When pistachio trees were first being planted in the San Joaquin Valley in the 1970s, it was believed that plant-parasitic nematodes were not a problem in pistachio. In addition, the rootstock commonly used at that time, Pistachia atlantica, appeared to be resistant to root lesion nematode. When Verticillium wilt threatened the pistachio industry, the hybrid rootstock UCB-1 was developed. It is marketed as seeded rootstocks but more frequently as various clones. Half of its parentage is P. atlantica, so despite the differences within this species, there may be limited susceptibility. The second crossing partner may have brought some susceptibility into the offspring. Westphal said such variability was suggested by data from offspring screens from this cross provided by his predecessor Dr. Mike McKenry. Westphal established ongoing trials to determine the response of commercial UCB-1 clones to root lesion and root-knot nematodes.
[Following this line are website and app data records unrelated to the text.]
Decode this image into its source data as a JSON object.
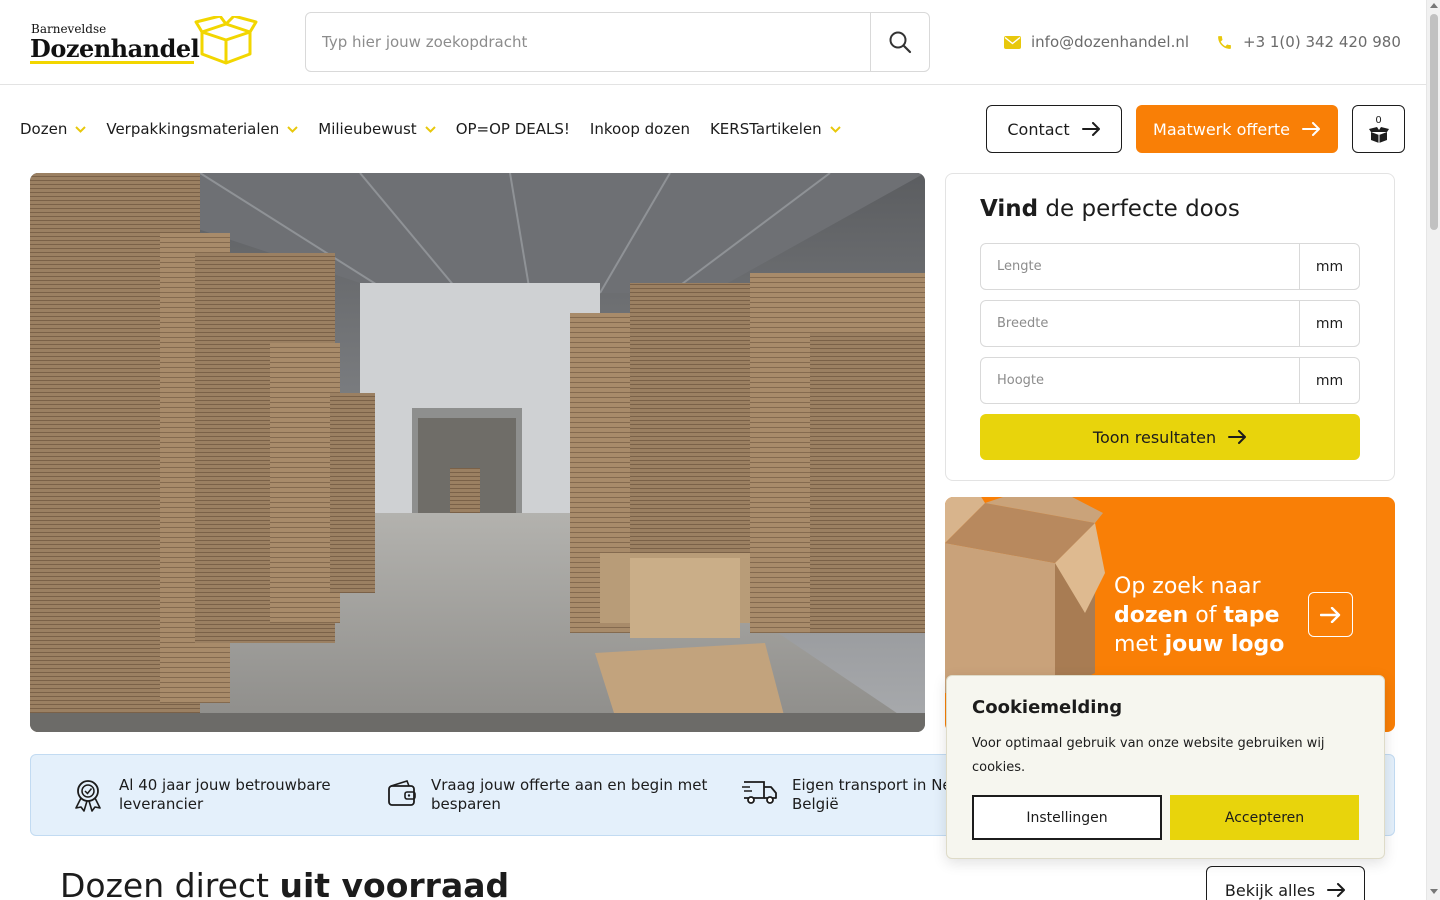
{
  "header": {
    "logo_small": "Barneveldse",
    "logo_big": "Dozenhandel",
    "search_placeholder": "Typ hier jouw zoekopdracht",
    "email": "info@dozenhandel.nl",
    "phone": "+3 1(0) 342 420 980"
  },
  "nav": {
    "items": [
      {
        "label": "Dozen",
        "dropdown": true
      },
      {
        "label": "Verpakkingsmaterialen",
        "dropdown": true
      },
      {
        "label": "Milieubewust",
        "dropdown": true
      },
      {
        "label": "OP=OP DEALS!",
        "dropdown": false
      },
      {
        "label": "Inkoop dozen",
        "dropdown": false
      },
      {
        "label": "KERSTartikelen",
        "dropdown": true
      }
    ],
    "contact_label": "Contact",
    "offerte_label": "Maatwerk offerte",
    "cart_count": "0"
  },
  "finder": {
    "title_bold": "Vind",
    "title_rest": " de perfecte doos",
    "fields": [
      {
        "placeholder": "Lengte",
        "unit": "mm"
      },
      {
        "placeholder": "Breedte",
        "unit": "mm"
      },
      {
        "placeholder": "Hoogte",
        "unit": "mm"
      }
    ],
    "button_label": "Toon resultaten"
  },
  "promo": {
    "line1": "Op zoek naar",
    "bold1": "dozen",
    "of": " of ",
    "bold2": "tape",
    "line3_pre": "met ",
    "bold3": "jouw logo"
  },
  "usp": {
    "items": [
      {
        "line1": "Al 40 jaar jouw betrouwbare",
        "line2": "leverancier",
        "icon": "award-icon"
      },
      {
        "line1": "Vraag jouw offerte aan en begin met",
        "line2": "besparen",
        "icon": "wallet-icon"
      },
      {
        "line1": "Eigen transport in Ne",
        "line2": "België",
        "icon": "truck-icon"
      }
    ]
  },
  "section": {
    "title_rest": "Dozen direct ",
    "title_bold": "uit voorraad",
    "view_all_label": "Bekijk alles"
  },
  "cookie": {
    "title": "Cookiemelding",
    "text": "Voor optimaal gebruik van onze website gebruiken wij cookies.",
    "settings_label": "Instellingen",
    "accept_label": "Accepteren"
  },
  "colors": {
    "brand_yellow": "#e8d40c",
    "brand_orange": "#f97f06",
    "usp_bg": "#e4f0fb"
  }
}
“We have seen that the rootstocks grown out as trees for the most part are performing well in the presence of nematodes. Data are just beginning to come in to try to quantify measurable damage. Because of the really slow juvenile development, we’re not there yet to fully quantify plant damage by root lesion nematode on pistachio. It appears though that different UCB-1 clones respond to infections by root lesion nematodes differently in how much nematode reproduction they allow and how much their growth performance suffers.”

Looking for field symptoms in pistachio would be similar to scouting in other young nut tree plantings in plant-parasitic nematode infested soils. Typical for symptoms of nematode infestations on the field level, affected trees would be in spotty areas across the orchard and growth would be quite uneven. Not all trees would be affected. These symptoms may be difficult to detect because of the intensive pruning and training strategies in pistachio. The affected trees with reduced vigor and poor growth would also have smaller trunk circumference compared to non-affected trees.
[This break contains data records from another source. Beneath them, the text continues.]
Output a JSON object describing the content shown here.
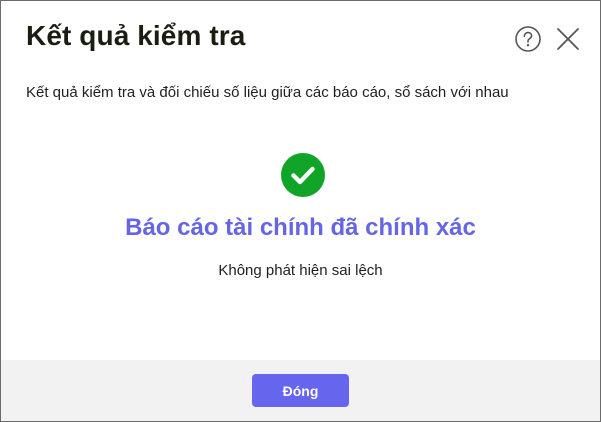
{
  "dialog": {
    "title": "Kết quả kiểm tra",
    "description": "Kết quả kiểm tra và đối chiếu số liệu giữa các báo cáo, sổ sách với nhau",
    "help_icon": "question-circle-icon",
    "close_icon": "close-x-icon"
  },
  "result": {
    "status_icon": "check-circle-icon",
    "status_color": "#10a528",
    "title": "Báo cáo tài chính đã chính xác",
    "title_color": "#6565e6",
    "subtitle": "Không phát hiện sai lệch"
  },
  "footer": {
    "close_label": "Đóng",
    "accent_color": "#6565ee"
  }
}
Cecilia Parsons
Associate Editor at JCS Marketing, Inc. | + posts

Cecilia Parsons has spent the past 30 years covering agriculture in California for a variety of newspapers, magazines and organizations. During that time she has been fortunate to witness some of the important events that have shaped this diverse industry and worked hard to examine and explain these events for readers.
When Cecilia first moved to the San Joaquin Valley in 1976, her first journalism job was at a small daily newspaper where she covered “farm news.” From there she branched out to writing for a dairy magazine and a regional weekly agriculture publication.
Cecilia is part of a farming family from the rural community of Ducor where she also raises purebred sheep and is attempting to master versatility ranch horse riding.